From Israel national news
According to the official, United States diplomats have encouraged Arabs to protest in parts of Israel's capital in order to pressure Israel to evacuate neighborhoods. The US administration does not recognize Israel's claim to key parts of the capital, including much of eastern and northern Jerusalem as well as the Old City and City of David.
The US recently sharply criticized Israel for allowing construction in Ramat Shlomo, a Jewish neighborhood of northern Jerusalem.
It was not clear whether the PA official who spoke to WND saw the Obama administration officials as supporting peaceful rallies, or the violent riots that are much more common in the city. Riots have been particularly common in recent days, following the rededication of the Hurva synagogue in Jerusalem and PA leaders' subsequent claims that Israel is threatening the Al-Aksa mosque.
On release, the proposed Australian history curriculum, similar to the English document, was warmly received by commentators and the media, especially The Australian newspaper.
Many argue it represents a welcome return to history as a discrete subject, the end to the culture wars in areas like black armband history and that it imparts a rigorous and impartial knowledge of significant historical events, ideas and people.
The ex-communist and historian, Stuart Macintyre, strongly defends his new creation as balanced and impartial and argues that critics have failed to analyse the history curriculum in any detailed way.
Chris Pyne, the shadow Commonwealth Minister for Education, disagrees with this favourable reception and criticises the history curriculum for privileging indigenous and Asian content and perspectives to the detriment of Australia’s Anglo-Celtic tradition, the debt we owe to Western civilisation and the importance of our Judeo-Christian heritage. In an opinion piece in the SMH (22nd March), Senator Brett Mason also criticises the proposed curriculum for lacking balance when he states:
Indeed, the Curriculum contains 118 references to Aboriginal and Torres Strait Islander people, culture and history (with Grade 5s studying “White Australia” and Grade 9s Aboriginal massacres and displacement).
But there is only one reference to Parliament, and none to Westminster or the Magna Carta, the aspects of our political and cultural heritage that have made Australia perhaps the most peaceful, successful and prosperous democracy in the history of humanity.
Chris Pyne and Brett Mason (the Shadow Parliamentary Secretary for Education and Curriculum Standards) are correct to express misgivings about the new curriculum.

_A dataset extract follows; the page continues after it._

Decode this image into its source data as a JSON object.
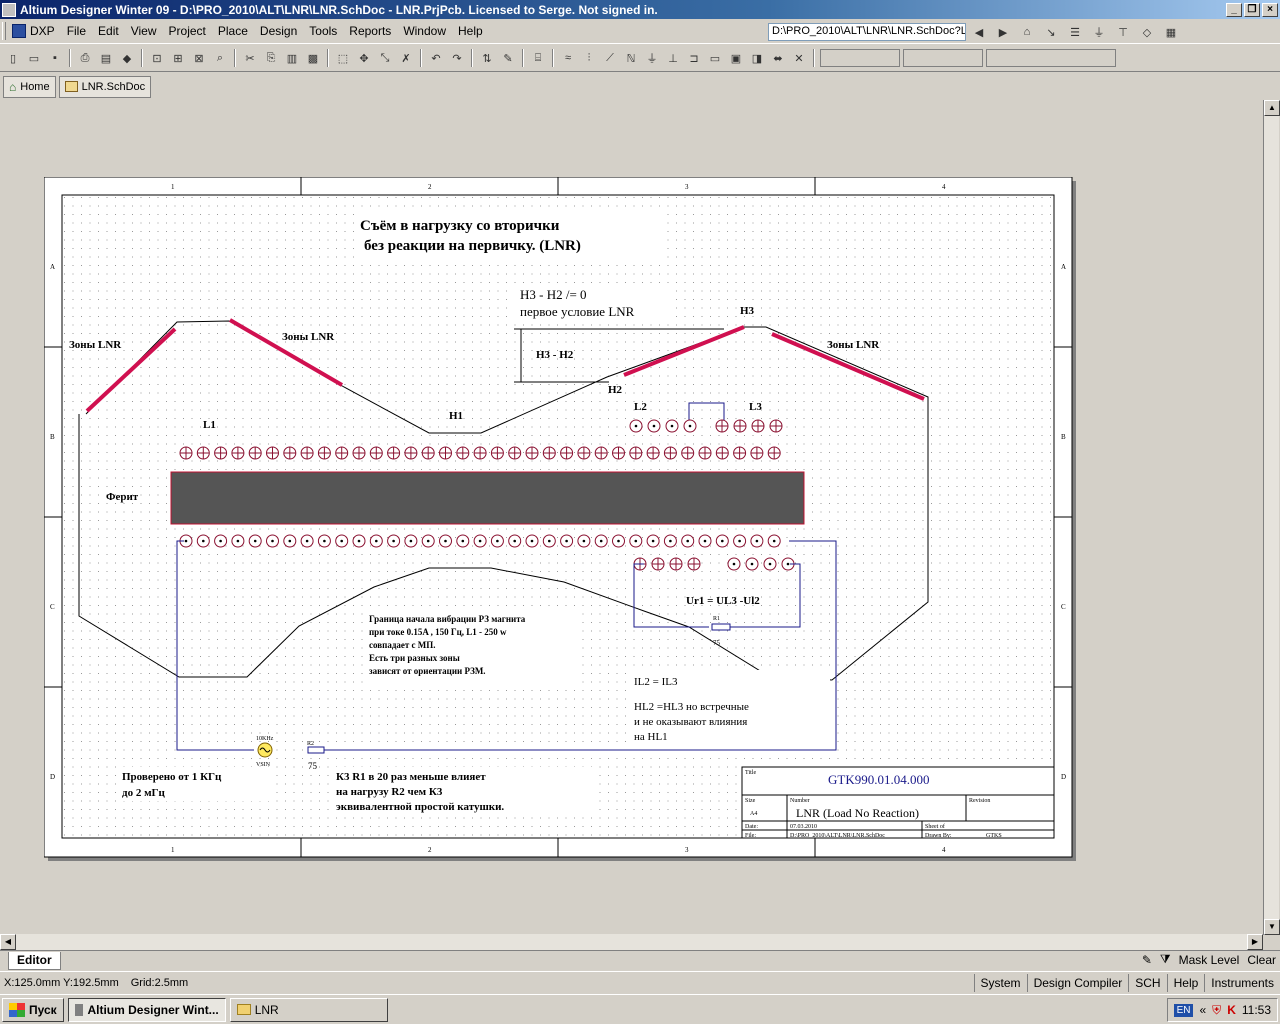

Concerns about the history curriculum include:
Read more of this article at the Australian Conservative